The book contains a number of articles, newsletters and rare photographs on the colourful life of Sajeeb Wazed Joy. The book is dedicated to the young generation of Bangladesh.
'Bangladesh to lead the world under the leadership of Joy'
Awami League General Secretary and Road Transport and Bridges Minister Obaidul Quader has expressed his hope that Bangladesh, under the leadership of Joy, will lead the world in the Fourth Industrial Revolution.
"When the whole world was stunned due to the Covid-19 pandemic, the government services and businesses came to a halt. Now we understand what the Digital Bangladesh means," said the minister in a webinar titled "Digital Technology Advancing under the Leadership of People's Leader Sheikh Hasina: Pioneers from Mujib to Sajeeb" on Tuesday.
Obaidul Quader said, "The people are receiving fast services even amid the disruption caused by Covid-19. Nothing has stopped. They are advancing under the digital services."
Terming Joy an impartial, dedicated, patriotic and visionary scientist, he said, "Sajeeb Wazed Joy is the silent architect of this change in the ICT sector and we feel proud of him."
"When the dream of Digital Bangladesh was announced in Awami League's election manifesto in 2008, people made fun of it. They asked, 'What is Digital Bangladesh?' After around 12 years, we do not have to explain to people; rather they are making us understand what Digital Bangladesh is."

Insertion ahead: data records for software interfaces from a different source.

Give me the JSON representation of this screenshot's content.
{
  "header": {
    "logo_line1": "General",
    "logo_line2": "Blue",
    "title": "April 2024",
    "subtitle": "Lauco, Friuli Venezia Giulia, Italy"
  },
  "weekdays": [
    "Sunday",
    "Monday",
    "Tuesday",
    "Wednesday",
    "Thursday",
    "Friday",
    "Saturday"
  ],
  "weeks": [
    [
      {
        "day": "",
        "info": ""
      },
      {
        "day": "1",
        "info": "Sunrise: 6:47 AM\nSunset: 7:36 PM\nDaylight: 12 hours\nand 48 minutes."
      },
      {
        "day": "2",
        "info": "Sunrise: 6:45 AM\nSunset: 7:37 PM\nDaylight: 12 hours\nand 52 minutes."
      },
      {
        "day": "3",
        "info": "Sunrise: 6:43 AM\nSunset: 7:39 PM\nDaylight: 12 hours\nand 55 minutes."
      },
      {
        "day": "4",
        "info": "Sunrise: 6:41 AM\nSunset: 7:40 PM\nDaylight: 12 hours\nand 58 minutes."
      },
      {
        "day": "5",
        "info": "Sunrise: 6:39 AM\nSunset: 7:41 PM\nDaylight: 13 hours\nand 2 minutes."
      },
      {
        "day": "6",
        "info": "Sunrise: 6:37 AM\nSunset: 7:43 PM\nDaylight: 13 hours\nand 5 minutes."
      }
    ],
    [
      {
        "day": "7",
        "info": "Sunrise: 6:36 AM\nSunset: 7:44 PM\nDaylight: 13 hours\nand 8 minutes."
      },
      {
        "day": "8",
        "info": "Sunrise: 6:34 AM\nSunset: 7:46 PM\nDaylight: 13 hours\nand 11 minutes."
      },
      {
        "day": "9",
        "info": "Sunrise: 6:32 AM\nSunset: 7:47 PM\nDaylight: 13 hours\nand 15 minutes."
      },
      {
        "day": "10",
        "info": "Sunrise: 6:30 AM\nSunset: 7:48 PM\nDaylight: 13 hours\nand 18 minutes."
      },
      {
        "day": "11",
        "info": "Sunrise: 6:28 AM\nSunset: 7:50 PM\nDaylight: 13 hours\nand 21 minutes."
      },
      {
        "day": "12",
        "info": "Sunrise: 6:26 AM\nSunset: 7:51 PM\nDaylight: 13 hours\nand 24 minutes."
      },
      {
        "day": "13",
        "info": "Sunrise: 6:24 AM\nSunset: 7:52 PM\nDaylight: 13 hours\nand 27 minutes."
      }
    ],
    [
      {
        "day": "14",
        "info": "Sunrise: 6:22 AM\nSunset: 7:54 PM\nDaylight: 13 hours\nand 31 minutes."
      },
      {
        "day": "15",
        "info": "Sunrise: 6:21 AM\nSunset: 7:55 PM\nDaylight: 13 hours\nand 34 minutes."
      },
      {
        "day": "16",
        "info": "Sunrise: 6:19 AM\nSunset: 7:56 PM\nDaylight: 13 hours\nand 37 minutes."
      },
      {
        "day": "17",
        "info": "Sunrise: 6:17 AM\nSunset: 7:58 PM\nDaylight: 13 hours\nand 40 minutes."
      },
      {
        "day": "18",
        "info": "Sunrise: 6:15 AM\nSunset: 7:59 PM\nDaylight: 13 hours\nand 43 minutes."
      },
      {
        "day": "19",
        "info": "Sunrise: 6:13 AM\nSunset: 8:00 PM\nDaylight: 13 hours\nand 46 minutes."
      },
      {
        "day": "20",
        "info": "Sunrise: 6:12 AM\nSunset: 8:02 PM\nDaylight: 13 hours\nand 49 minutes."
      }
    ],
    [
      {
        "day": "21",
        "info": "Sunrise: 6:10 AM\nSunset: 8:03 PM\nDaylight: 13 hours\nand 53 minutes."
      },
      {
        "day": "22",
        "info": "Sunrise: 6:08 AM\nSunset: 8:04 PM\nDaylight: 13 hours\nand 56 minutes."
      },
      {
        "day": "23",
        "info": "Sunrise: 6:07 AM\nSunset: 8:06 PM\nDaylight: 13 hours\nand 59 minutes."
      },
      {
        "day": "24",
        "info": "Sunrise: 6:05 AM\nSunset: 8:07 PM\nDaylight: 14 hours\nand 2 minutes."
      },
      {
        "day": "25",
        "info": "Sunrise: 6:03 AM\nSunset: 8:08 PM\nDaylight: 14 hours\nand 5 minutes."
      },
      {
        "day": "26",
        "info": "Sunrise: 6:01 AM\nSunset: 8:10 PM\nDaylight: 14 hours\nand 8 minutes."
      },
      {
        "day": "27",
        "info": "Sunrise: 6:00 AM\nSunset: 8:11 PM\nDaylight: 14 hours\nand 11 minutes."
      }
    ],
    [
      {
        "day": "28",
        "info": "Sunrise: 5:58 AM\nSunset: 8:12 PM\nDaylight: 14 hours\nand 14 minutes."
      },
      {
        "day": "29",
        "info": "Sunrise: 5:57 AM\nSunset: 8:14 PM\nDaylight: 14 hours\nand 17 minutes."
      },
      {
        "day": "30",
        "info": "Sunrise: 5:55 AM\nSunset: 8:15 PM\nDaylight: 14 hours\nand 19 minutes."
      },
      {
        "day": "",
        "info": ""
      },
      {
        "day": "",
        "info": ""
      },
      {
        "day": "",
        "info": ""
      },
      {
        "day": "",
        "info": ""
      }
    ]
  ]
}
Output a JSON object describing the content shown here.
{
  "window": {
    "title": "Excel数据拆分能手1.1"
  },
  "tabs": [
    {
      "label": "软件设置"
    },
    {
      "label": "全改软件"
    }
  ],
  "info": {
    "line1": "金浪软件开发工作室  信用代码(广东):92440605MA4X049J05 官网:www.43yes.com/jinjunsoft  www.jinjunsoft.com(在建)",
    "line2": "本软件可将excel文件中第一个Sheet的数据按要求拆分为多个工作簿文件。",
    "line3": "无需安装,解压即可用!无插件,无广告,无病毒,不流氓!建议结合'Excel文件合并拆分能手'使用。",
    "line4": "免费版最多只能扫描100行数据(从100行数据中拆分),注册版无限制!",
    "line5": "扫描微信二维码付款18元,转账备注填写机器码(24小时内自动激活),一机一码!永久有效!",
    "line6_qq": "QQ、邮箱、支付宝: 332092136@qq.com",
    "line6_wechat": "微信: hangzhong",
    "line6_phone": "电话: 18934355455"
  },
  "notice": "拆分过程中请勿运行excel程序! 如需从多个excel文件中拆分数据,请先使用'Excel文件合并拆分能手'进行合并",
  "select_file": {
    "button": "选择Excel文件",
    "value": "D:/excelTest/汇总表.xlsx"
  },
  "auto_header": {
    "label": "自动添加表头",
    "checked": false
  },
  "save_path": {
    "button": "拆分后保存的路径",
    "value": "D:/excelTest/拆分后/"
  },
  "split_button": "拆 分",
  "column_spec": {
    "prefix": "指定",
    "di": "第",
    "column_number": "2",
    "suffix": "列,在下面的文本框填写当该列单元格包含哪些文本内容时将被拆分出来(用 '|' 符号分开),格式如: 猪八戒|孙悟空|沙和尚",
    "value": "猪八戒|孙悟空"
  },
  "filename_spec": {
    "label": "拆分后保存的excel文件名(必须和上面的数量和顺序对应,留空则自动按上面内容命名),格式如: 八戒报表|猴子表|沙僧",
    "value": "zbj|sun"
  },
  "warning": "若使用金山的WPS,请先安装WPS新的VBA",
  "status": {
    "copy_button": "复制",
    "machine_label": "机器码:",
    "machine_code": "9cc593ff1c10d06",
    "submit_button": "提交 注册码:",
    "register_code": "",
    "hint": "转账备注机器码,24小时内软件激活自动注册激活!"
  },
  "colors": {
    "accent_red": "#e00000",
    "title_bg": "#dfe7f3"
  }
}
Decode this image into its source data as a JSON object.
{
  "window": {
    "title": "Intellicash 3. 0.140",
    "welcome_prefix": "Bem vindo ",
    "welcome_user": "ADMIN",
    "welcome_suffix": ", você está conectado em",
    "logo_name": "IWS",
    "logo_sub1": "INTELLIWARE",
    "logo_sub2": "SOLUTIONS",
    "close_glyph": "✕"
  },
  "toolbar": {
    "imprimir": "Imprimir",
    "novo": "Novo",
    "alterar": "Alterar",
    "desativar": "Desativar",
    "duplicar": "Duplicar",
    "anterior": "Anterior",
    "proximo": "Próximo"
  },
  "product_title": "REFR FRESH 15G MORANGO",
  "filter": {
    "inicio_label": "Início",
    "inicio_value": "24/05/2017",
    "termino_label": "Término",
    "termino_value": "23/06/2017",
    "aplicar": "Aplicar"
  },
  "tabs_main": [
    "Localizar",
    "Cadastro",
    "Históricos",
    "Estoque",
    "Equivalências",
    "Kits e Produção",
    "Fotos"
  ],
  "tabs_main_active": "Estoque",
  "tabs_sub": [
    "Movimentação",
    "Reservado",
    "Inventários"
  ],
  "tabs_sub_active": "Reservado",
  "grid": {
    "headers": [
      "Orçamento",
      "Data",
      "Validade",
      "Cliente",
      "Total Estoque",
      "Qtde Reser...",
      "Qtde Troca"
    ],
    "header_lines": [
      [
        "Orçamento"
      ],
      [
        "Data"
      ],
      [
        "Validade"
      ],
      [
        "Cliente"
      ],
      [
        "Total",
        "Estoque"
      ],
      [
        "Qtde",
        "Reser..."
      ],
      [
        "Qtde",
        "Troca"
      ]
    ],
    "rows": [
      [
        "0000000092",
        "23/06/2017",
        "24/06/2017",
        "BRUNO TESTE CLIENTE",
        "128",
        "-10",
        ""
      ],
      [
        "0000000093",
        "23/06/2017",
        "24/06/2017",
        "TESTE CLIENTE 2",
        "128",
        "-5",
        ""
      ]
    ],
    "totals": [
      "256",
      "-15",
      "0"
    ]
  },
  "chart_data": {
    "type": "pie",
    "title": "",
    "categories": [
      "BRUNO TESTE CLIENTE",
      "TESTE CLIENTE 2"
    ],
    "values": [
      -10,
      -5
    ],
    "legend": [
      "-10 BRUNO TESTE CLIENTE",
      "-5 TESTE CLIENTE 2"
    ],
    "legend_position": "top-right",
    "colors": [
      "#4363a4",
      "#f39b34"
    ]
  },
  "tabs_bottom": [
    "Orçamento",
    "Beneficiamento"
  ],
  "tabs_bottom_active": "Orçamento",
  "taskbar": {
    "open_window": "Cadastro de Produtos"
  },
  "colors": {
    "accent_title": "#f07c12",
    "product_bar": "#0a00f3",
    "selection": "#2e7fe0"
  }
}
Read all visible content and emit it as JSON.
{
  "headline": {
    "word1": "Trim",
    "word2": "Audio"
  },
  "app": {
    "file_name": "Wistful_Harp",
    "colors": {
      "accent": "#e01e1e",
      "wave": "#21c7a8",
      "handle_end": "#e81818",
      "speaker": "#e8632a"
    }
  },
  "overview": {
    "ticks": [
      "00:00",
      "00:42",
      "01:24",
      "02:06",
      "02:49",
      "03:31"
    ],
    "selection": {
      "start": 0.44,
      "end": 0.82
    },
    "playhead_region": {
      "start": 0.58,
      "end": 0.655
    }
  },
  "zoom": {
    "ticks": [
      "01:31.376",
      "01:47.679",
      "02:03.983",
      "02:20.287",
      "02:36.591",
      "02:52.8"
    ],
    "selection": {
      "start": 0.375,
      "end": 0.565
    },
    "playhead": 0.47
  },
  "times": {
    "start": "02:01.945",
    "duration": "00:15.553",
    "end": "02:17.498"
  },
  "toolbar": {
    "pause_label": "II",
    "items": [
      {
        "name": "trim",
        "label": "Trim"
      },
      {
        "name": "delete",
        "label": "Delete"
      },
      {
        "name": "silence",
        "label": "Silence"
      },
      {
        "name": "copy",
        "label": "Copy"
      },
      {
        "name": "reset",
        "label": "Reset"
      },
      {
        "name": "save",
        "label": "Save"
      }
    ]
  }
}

Saying that the Bangladesh today and the Bangladesh of 12 years ago are different, Obaidul Quader added, "We are now citizens of a new Bangladesh. The changed Bangladesh is part of the atomic energy and satellite-owning world."